Task goal
Pictures aside, write every record out again word for word.

▬▬▬▬▬▬

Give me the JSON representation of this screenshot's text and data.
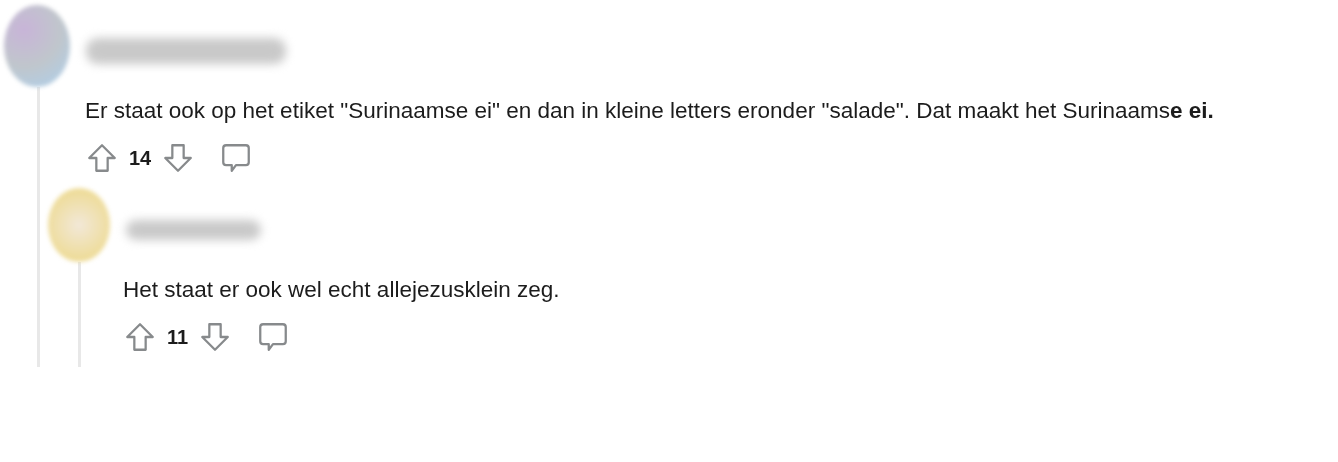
{
  "comments": [
    {
      "body": "Er staat ook op het etiket \"Surinaamse ei\" en dan in kleine letters eronder \"salade\". Dat maakt het Surinaams**e ei.**",
      "score": "14",
      "children": [
        {
          "body": "Het staat er ook wel echt allejezusklein zeg.",
          "score": "11"
        }
      ]
    }
  ]
}
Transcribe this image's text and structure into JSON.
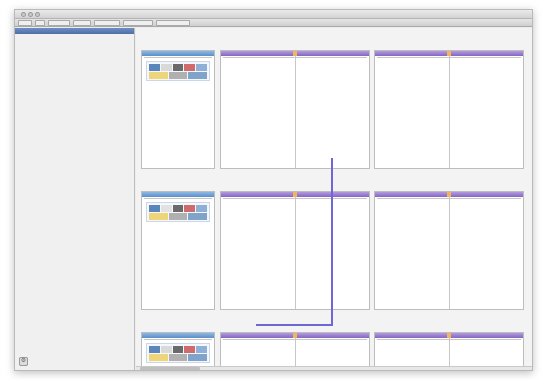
{
  "window": {
    "title": ""
  },
  "toolbar": {
    "buttons": [
      "",
      "",
      "",
      "",
      "",
      "",
      ""
    ]
  },
  "sidebar": {
    "header": "",
    "items": [
      {
        "label": ""
      },
      {
        "label": ""
      },
      {
        "label": ""
      },
      {
        "label": ""
      },
      {
        "label": ""
      }
    ]
  },
  "rows": [
    {
      "label": ""
    },
    {
      "label": ""
    },
    {
      "label": ""
    }
  ],
  "cards": {
    "blue_header": "",
    "purple_header": ""
  },
  "colors": {
    "accent_blue": "#5c8ec7",
    "accent_purple": "#8466c4",
    "connector": "#6d68d8"
  }
}
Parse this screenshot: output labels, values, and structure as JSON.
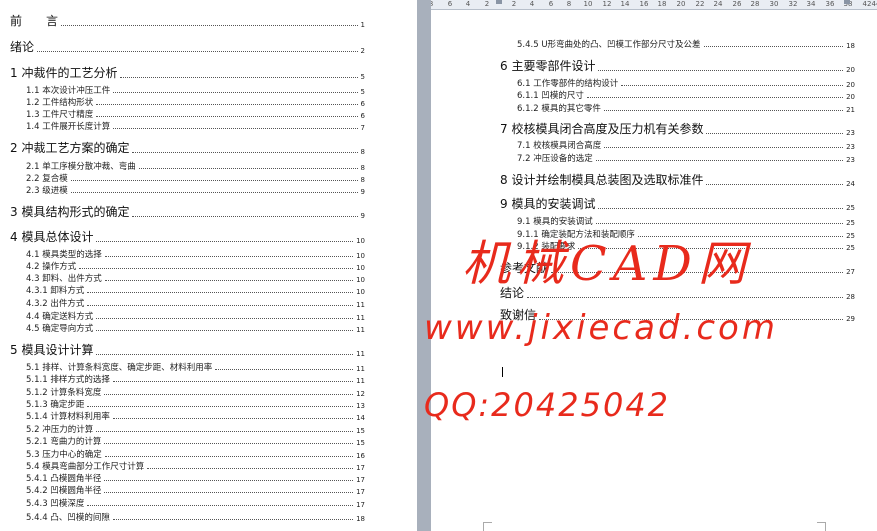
{
  "ruler": {
    "ticks": [
      "8",
      "6",
      "4",
      "2",
      "2",
      "4",
      "6",
      "8",
      "10",
      "12",
      "14",
      "16",
      "18",
      "20",
      "22",
      "24",
      "26",
      "28",
      "30",
      "32",
      "34",
      "36",
      "38",
      "42",
      "44"
    ]
  },
  "left_page": {
    "entries": [
      {
        "level": 1,
        "label": "前　　言",
        "page": "1"
      },
      {
        "level": 1,
        "label": "绪论",
        "page": "2"
      },
      {
        "level": 1,
        "label": "1  冲裁件的工艺分析",
        "page": "5"
      },
      {
        "level": 2,
        "label": "1.1 本次设计冲压工件",
        "page": "5"
      },
      {
        "level": 2,
        "label": "1.2 工件结构形状",
        "page": "6"
      },
      {
        "level": 2,
        "label": "1.3 工件尺寸精度",
        "page": "6"
      },
      {
        "level": 2,
        "label": "1.4 工件展开长度计算",
        "page": "7"
      },
      {
        "level": 1,
        "label": "2  冲裁工艺方案的确定",
        "page": "8"
      },
      {
        "level": 2,
        "label": "2.1 单工序模分散冲裁、弯曲",
        "page": "8"
      },
      {
        "level": 2,
        "label": "2.2 复合模",
        "page": "8"
      },
      {
        "level": 2,
        "label": "2.3 级进模",
        "page": "9"
      },
      {
        "level": 1,
        "label": "3  模具结构形式的确定",
        "page": "9"
      },
      {
        "level": 1,
        "label": "4  模具总体设计",
        "page": "10"
      },
      {
        "level": 2,
        "label": "4.1 模具类型的选择",
        "page": "10"
      },
      {
        "level": 2,
        "label": "4.2 操作方式",
        "page": "10"
      },
      {
        "level": 2,
        "label": "4.3 卸料、出件方式",
        "page": "10"
      },
      {
        "level": 2,
        "label": "4.3.1 卸料方式",
        "page": "10"
      },
      {
        "level": 2,
        "label": "4.3.2 出件方式",
        "page": "11"
      },
      {
        "level": 2,
        "label": "4.4 确定送料方式",
        "page": "11"
      },
      {
        "level": 2,
        "label": "4.5 确定导向方式",
        "page": "11"
      },
      {
        "level": 1,
        "label": "5  模具设计计算",
        "page": "11"
      },
      {
        "level": 2,
        "label": "5.1 排样、计算条料宽度、确定步距、材料利用率",
        "page": "11"
      },
      {
        "level": 2,
        "label": "5.1.1 排样方式的选择",
        "page": "11"
      },
      {
        "level": 2,
        "label": "5.1.2 计算条料宽度",
        "page": "12"
      },
      {
        "level": 2,
        "label": "5.1.3 确定步距",
        "page": "13"
      },
      {
        "level": 2,
        "label": "5.1.4 计算材料利用率",
        "page": "14"
      },
      {
        "level": 2,
        "label": "5.2 冲压力的计算",
        "page": "15"
      },
      {
        "level": 2,
        "label": "5.2.1 弯曲力的计算",
        "page": "15"
      },
      {
        "level": 2,
        "label": "5.3 压力中心的确定",
        "page": "16"
      },
      {
        "level": 2,
        "label": "5.4 模具弯曲部分工作尺寸计算",
        "page": "17"
      },
      {
        "level": 2,
        "label": "5.4.1 凸模圆角半径",
        "page": "17"
      },
      {
        "level": 2,
        "label": "5.4.2 凹模圆角半径",
        "page": "17"
      },
      {
        "level": 2,
        "label": "5.4.3 凹模深度",
        "page": "17"
      },
      {
        "level": 2,
        "label": "5.4.4  凸、凹模的间隙",
        "page": "18"
      }
    ]
  },
  "right_page": {
    "entries": [
      {
        "level": 2,
        "label": "5.4.5  U形弯曲处的凸、凹模工作部分尺寸及公差",
        "page": "18"
      },
      {
        "level": 1,
        "label": "6  主要零部件设计",
        "page": "20"
      },
      {
        "level": 2,
        "label": "6.1 工作零部件的结构设计",
        "page": "20"
      },
      {
        "level": 2,
        "label": "6.1.1 凹模的尺寸",
        "page": "20"
      },
      {
        "level": 2,
        "label": "6.1.2 模具的其它零件",
        "page": "21"
      },
      {
        "level": 1,
        "label": "7  校核模具闭合高度及压力机有关参数",
        "page": "23"
      },
      {
        "level": 2,
        "label": "7.1 校核模具闭合高度",
        "page": "23"
      },
      {
        "level": 2,
        "label": "7.2 冲压设备的选定",
        "page": "23"
      },
      {
        "level": 1,
        "label": "8  设计并绘制模具总装图及选取标准件",
        "page": "24"
      },
      {
        "level": 1,
        "label": "9  模具的安装调试",
        "page": "25"
      },
      {
        "level": 2,
        "label": "9.1 模具的安装调试",
        "page": "25"
      },
      {
        "level": 2,
        "label": "9.1.1 确定装配方法和装配顺序",
        "page": "25"
      },
      {
        "level": 2,
        "label": "9.1.2 装配要求",
        "page": "25"
      },
      {
        "level": 1,
        "label": "参考文献",
        "page": "27"
      },
      {
        "level": 1,
        "label": "结论",
        "page": "28"
      },
      {
        "level": 1,
        "label": "致谢信",
        "page": "29"
      }
    ]
  },
  "watermark": {
    "line1": "机械CAD网",
    "line2": "www.jixiecad.com",
    "line3": "QQ:20425042",
    "color": "#e82a1c"
  }
}
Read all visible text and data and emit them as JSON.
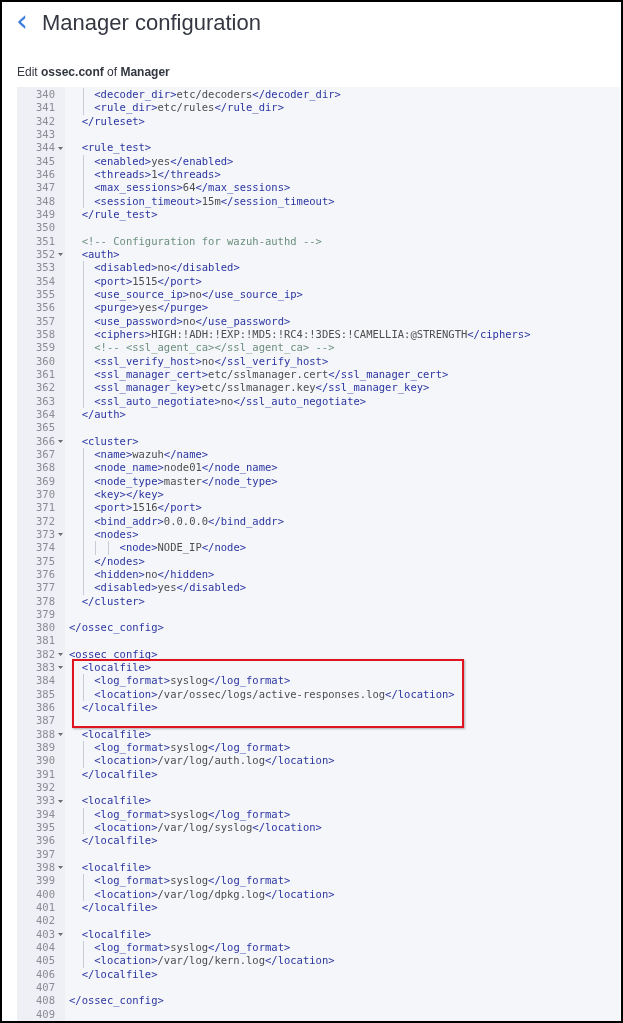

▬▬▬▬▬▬

Result for this task
Give me the JSON representation of this screenshot's text and data.
{
  "comments": [
    {
      "body": "Er staat ook op het etiket \"Surinaamse ei\" en dan in kleine letters eronder \"salade\". Dat maakt het Surinaams**e ei.**",
      "score": "14",
      "children": [
        {
          "body": "Het staat er ook wel echt allejezusklein zeg.",
          "score": "11"
        }
      ]
    }
  ]
}
Transcribe this image's text and structure into JSON.
{
  "window": {
    "title": ""
  },
  "toolbar": {
    "buttons": [
      "",
      "",
      "",
      "",
      "",
      "",
      ""
    ]
  },
  "sidebar": {
    "header": "",
    "items": [
      {
        "label": ""
      },
      {
        "label": ""
      },
      {
        "label": ""
      },
      {
        "label": ""
      },
      {
        "label": ""
      }
    ]
  },
  "rows": [
    {
      "label": ""
    },
    {
      "label": ""
    },
    {
      "label": ""
    }
  ],
  "cards": {
    "blue_header": "",
    "purple_header": ""
  },
  "colors": {
    "accent_blue": "#5c8ec7",
    "accent_purple": "#8466c4",
    "connector": "#6d68d8"
  }
}
Parse this screenshot: output labels, values, and structure as JSON.
{
  "ruler": {
    "ticks": [
      "8",
      "6",
      "4",
      "2",
      "2",
      "4",
      "6",
      "8",
      "10",
      "12",
      "14",
      "16",
      "18",
      "20",
      "22",
      "24",
      "26",
      "28",
      "30",
      "32",
      "34",
      "36",
      "38",
      "42",
      "44"
    ]
  },
  "left_page": {
    "entries": [
      {
        "level": 1,
        "label": "前　　言",
        "page": "1"
      },
      {
        "level": 1,
        "label": "绪论",
        "page": "2"
      },
      {
        "level": 1,
        "label": "1  冲裁件的工艺分析",
        "page": "5"
      },
      {
        "level": 2,
        "label": "1.1 本次设计冲压工件",
        "page": "5"
      },
      {
        "level": 2,
        "label": "1.2 工件结构形状",
        "page": "6"
      },
      {
        "level": 2,
        "label": "1.3 工件尺寸精度",
        "page": "6"
      },
      {
        "level": 2,
        "label": "1.4 工件展开长度计算",
        "page": "7"
      },
      {
        "level": 1,
        "label": "2  冲裁工艺方案的确定",
        "page": "8"
      },
      {
        "level": 2,
        "label": "2.1 单工序模分散冲裁、弯曲",
        "page": "8"
      },
      {
        "level": 2,
        "label": "2.2 复合模",
        "page": "8"
      },
      {
        "level": 2,
        "label": "2.3 级进模",
        "page": "9"
      },
      {
        "level": 1,
        "label": "3  模具结构形式的确定",
        "page": "9"
      },
      {
        "level": 1,
        "label": "4  模具总体设计",
        "page": "10"
      },
      {
        "level": 2,
        "label": "4.1 模具类型的选择",
        "page": "10"
      },
      {
        "level": 2,
        "label": "4.2 操作方式",
        "page": "10"
      },
      {
        "level": 2,
        "label": "4.3 卸料、出件方式",
        "page": "10"
      },
      {
        "level": 2,
        "label": "4.3.1 卸料方式",
        "page": "10"
      },
      {
        "level": 2,
        "label": "4.3.2 出件方式",
        "page": "11"
      },
      {
        "level": 2,
        "label": "4.4 确定送料方式",
        "page": "11"
      },
      {
        "level": 2,
        "label": "4.5 确定导向方式",
        "page": "11"
      },
      {
        "level": 1,
        "label": "5  模具设计计算",
        "page": "11"
      },
      {
        "level": 2,
        "label": "5.1 排样、计算条料宽度、确定步距、材料利用率",
        "page": "11"
      },
      {
        "level": 2,
        "label": "5.1.1 排样方式的选择",
        "page": "11"
      },
      {
        "level": 2,
        "label": "5.1.2 计算条料宽度",
        "page": "12"
      },
      {
        "level": 2,
        "label": "5.1.3 确定步距",
        "page": "13"
      },
      {
        "level": 2,
        "label": "5.1.4 计算材料利用率",
        "page": "14"
      },
      {
        "level": 2,
        "label": "5.2 冲压力的计算",
        "page": "15"
      },
      {
        "level": 2,
        "label": "5.2.1 弯曲力的计算",
        "page": "15"
      },
      {
        "level": 2,
        "label": "5.3 压力中心的确定",
        "page": "16"
      },
      {
        "level": 2,
        "label": "5.4 模具弯曲部分工作尺寸计算",
        "page": "17"
      },
      {
        "level": 2,
        "label": "5.4.1 凸模圆角半径",
        "page": "17"
      },
      {
        "level": 2,
        "label": "5.4.2 凹模圆角半径",
        "page": "17"
      },
      {
        "level": 2,
        "label": "5.4.3 凹模深度",
        "page": "17"
      },
      {
        "level": 2,
        "label": "5.4.4  凸、凹模的间隙",
        "page": "18"
      }
    ]
  },
  "right_page": {
    "entries": [
      {
        "level": 2,
        "label": "5.4.5  U形弯曲处的凸、凹模工作部分尺寸及公差",
        "page": "18"
      },
      {
        "level": 1,
        "label": "6  主要零部件设计",
        "page": "20"
      },
      {
        "level": 2,
        "label": "6.1 工作零部件的结构设计",
        "page": "20"
      },
      {
        "level": 2,
        "label": "6.1.1 凹模的尺寸",
        "page": "20"
      },
      {
        "level": 2,
        "label": "6.1.2 模具的其它零件",
        "page": "21"
      },
      {
        "level": 1,
        "label": "7  校核模具闭合高度及压力机有关参数",
        "page": "23"
      },
      {
        "level": 2,
        "label": "7.1 校核模具闭合高度",
        "page": "23"
      },
      {
        "level": 2,
        "label": "7.2 冲压设备的选定",
        "page": "23"
      },
      {
        "level": 1,
        "label": "8  设计并绘制模具总装图及选取标准件",
        "page": "24"
      },
      {
        "level": 1,
        "label": "9  模具的安装调试",
        "page": "25"
      },
      {
        "level": 2,
        "label": "9.1 模具的安装调试",
        "page": "25"
      },
      {
        "level": 2,
        "label": "9.1.1 确定装配方法和装配顺序",
        "page": "25"
      },
      {
        "level": 2,
        "label": "9.1.2 装配要求",
        "page": "25"
      },
      {
        "level": 1,
        "label": "参考文献",
        "page": "27"
      },
      {
        "level": 1,
        "label": "结论",
        "page": "28"
      },
      {
        "level": 1,
        "label": "致谢信",
        "page": "29"
      }
    ]
  },
  "watermark": {
    "line1": "机械CAD网",
    "line2": "www.jixiecad.com",
    "line3": "QQ:20425042",
    "color": "#e82a1c"
  }
}
Read all visible text and data and emit them as JSON.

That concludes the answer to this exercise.